It’s relatively easy to be virtuous, as there’s also a poke bowl station at Waves Grill and the Aquamar Vitality Cuisine menu in the Grand Dining Room, featuring calorie, fat and fibre-counted dishes such as soft-shell crab tempura with roasted cherry tomato aioli, and tamarind-braised grouper fillet with ginger sauce, steamed rice and stir-fried vegetables.
But as we all know, cruise calories don’t really count, and there’s an abundance of decadent options, including a soufflé of the day, a diverse Sunday brunch, wine tastings and, of course, daily afternoon tea.
I am drawn to the sweet-and-savoury snack options served every afternoon at Baristas coffee bar, while one of my favourite speciality dining experiences is at Asian restaurant Red Ginger, where I feast on fragrant chicken satay, followed by an impressive lobster pad thai laced with lashings of lime.
Available 24 hours a day, room service is also complimentary, and unlike many cruise line in-room menus, there’s more choice than you might expect – which is ideal when you fancy a low-key movie night with some first-class dining on demand.
Accommodation and onboard facilities on Marina
Situated on deck 11, my Penthouse Suite is more traditional than overtly flashy, featuring dark woods combined with calming accents of taupe and duck egg blue.
There’s ample storage along with some useful – and very necessary – touches such as a bathroom night light, refillable water bottles to keep, an excellent TV entertainment system, silk and cashmere throws for when it gets chilly, and a bed that will entice you into having the best night’s sleep you’ve ever had.

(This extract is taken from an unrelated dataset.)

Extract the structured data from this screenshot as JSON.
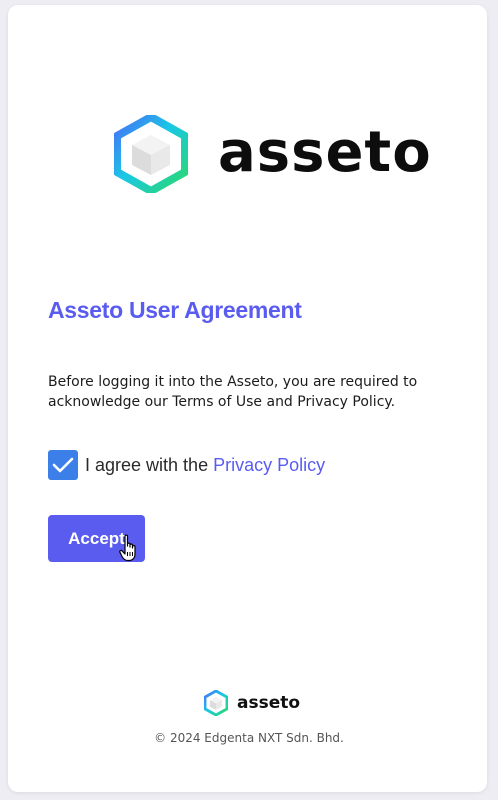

Along with a personal butler who can help with anything from booking speciality dining to running a bath filled with pink Himalayan salt, this suite category also gives you a generously proportioned balcony, a bathroom with bathtub and a walk-in wardrobe.
Around the ship, suite guests also have the use of an Executive Lounge, as well as a private sun deck with loungers and two hot tubs.
One morning, after a rocky night, the captain orders a sea day as high winds make it too challenging to dock in Kotor. I’m disappointed, but my shipmates turn it into a chance to hit the gym, test out the excellent spa with two relaxation rooms, sauna and steam room or try activities including team trivia and afternoon tea.
Health and wellness facilities are excellent on Marina, with a large gym and fitness area, so I opt for a workout with ocean views, followed by in-room lunch, a pedicure and a culinary class – not a bad day after all.
Cruising the Amalfi Coast in Italy
By the time we reach lofty Sorrento, the sky is once again cornflower blue – the views of the Bay of Naples and the private beach clubs jutting into the water are the definition of Mediterranean glamour, reminiscent of the iconic summer scenes documented by photographer Slim Aarons.
This southern Italian coastal town, located west of the Amalfi Coast and a train ride from Pompeii, manages to capture both my heart and my taste buds – Sorrento is the limoncello capital of Italy and there are fragrant lemon trees and groves everywhere, bursting with life, and citrus fruit ripening in the sun.
During our Alleys of Sorrento walking excursion, I enjoy wandering the maze of bustling streets in the Old Town, sampling gelato in Piazza Tasso, and shopping for edible souvenirs including zesty sherbet lemon sweets and bright bottles of limoncello. It’s a fitting way to savour the sights, smells and sumptuous flavours of a cruise that was a genuine feast for the senses.
How to book a foodie cruise with Oceania Cruises
A seven-night Romantic Coastline itinerary on Oceania Cruises’ Marina costs from £2,519 per person based on two sharing a balcony stateroom and departing on April 20, 2023. For more information speak to your travel agent or visit the Oceania Cruises website.